Brazilian Indians block railway over health chaos
Indians from seven tribes in Brazil have blocked a controversial railway, demanding reforms to the indigenous health service, which has fallen into a state of chaos.
Approximately 150 Indians have occupied the protest site for over a week, calling for the replacement of some of the directors of the government body responsible for their health care.
The Carajás railway, owned by Brazilian company Vale, runs past the territory of Earth’s most threatened tribe, the Awá. It transports iron ore from Vale’s enormous iron ore mine to the Atlantic Ocean.
The Awá say that their health and lives are at risk as the trains – some of the longest in the world – scare away the game they rely on for their survival.
Vale is now planning to double its railway, despite the Awá’s opposition. Twenty Awá are participating in the current protest.
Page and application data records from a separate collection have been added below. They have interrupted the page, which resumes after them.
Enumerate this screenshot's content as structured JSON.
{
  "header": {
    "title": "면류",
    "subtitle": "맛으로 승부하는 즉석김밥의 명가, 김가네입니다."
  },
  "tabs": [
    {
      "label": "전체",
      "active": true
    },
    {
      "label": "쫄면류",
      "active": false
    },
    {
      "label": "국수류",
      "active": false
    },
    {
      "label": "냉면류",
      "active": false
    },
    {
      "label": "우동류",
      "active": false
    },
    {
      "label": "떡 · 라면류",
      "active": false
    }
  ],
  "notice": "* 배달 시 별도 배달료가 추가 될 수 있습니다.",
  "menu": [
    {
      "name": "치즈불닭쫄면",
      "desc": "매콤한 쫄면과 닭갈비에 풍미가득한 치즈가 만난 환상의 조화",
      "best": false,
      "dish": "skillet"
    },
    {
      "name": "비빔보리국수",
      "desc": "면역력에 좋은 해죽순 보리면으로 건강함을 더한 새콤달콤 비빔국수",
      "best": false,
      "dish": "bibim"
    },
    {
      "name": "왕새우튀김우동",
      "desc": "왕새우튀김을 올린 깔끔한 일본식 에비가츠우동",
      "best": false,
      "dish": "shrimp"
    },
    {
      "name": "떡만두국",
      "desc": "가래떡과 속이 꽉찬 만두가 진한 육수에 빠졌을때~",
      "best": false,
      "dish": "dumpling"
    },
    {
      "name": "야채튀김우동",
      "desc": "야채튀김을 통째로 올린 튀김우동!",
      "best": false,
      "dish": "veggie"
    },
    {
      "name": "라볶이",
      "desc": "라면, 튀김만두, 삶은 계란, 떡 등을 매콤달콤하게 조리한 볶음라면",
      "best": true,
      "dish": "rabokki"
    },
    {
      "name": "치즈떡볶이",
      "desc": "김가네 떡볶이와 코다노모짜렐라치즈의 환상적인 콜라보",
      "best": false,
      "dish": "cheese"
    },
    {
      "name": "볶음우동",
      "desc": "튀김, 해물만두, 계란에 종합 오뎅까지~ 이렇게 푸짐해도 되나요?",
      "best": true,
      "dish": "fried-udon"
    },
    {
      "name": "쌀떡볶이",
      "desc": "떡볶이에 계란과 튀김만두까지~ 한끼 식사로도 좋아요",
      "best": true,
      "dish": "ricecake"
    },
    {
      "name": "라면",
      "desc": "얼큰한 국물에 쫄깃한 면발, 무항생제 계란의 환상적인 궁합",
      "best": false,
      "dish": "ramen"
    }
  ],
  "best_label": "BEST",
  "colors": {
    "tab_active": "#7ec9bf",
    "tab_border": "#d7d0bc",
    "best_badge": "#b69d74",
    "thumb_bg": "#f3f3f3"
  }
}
The Awá’s lives changed drastically when the Great Carajás industrial project of the 1980s, including the railway and the mine, opened up their lands and exposed them to invaders who have massacred Awá families and continue to destroy the Indians’ forest.
Vale is obliged to pay compensation to the government for the Awá’s health care, but it is reported that much of the money has not reached them.
Earlier this year, an Awá woman and mother of five children died of leishmaniasis, a disease that is easily treatable when adequate health care is available.
Last year, the Awá and other Indians blocked the railway in protest at government plans to weaken their land rights.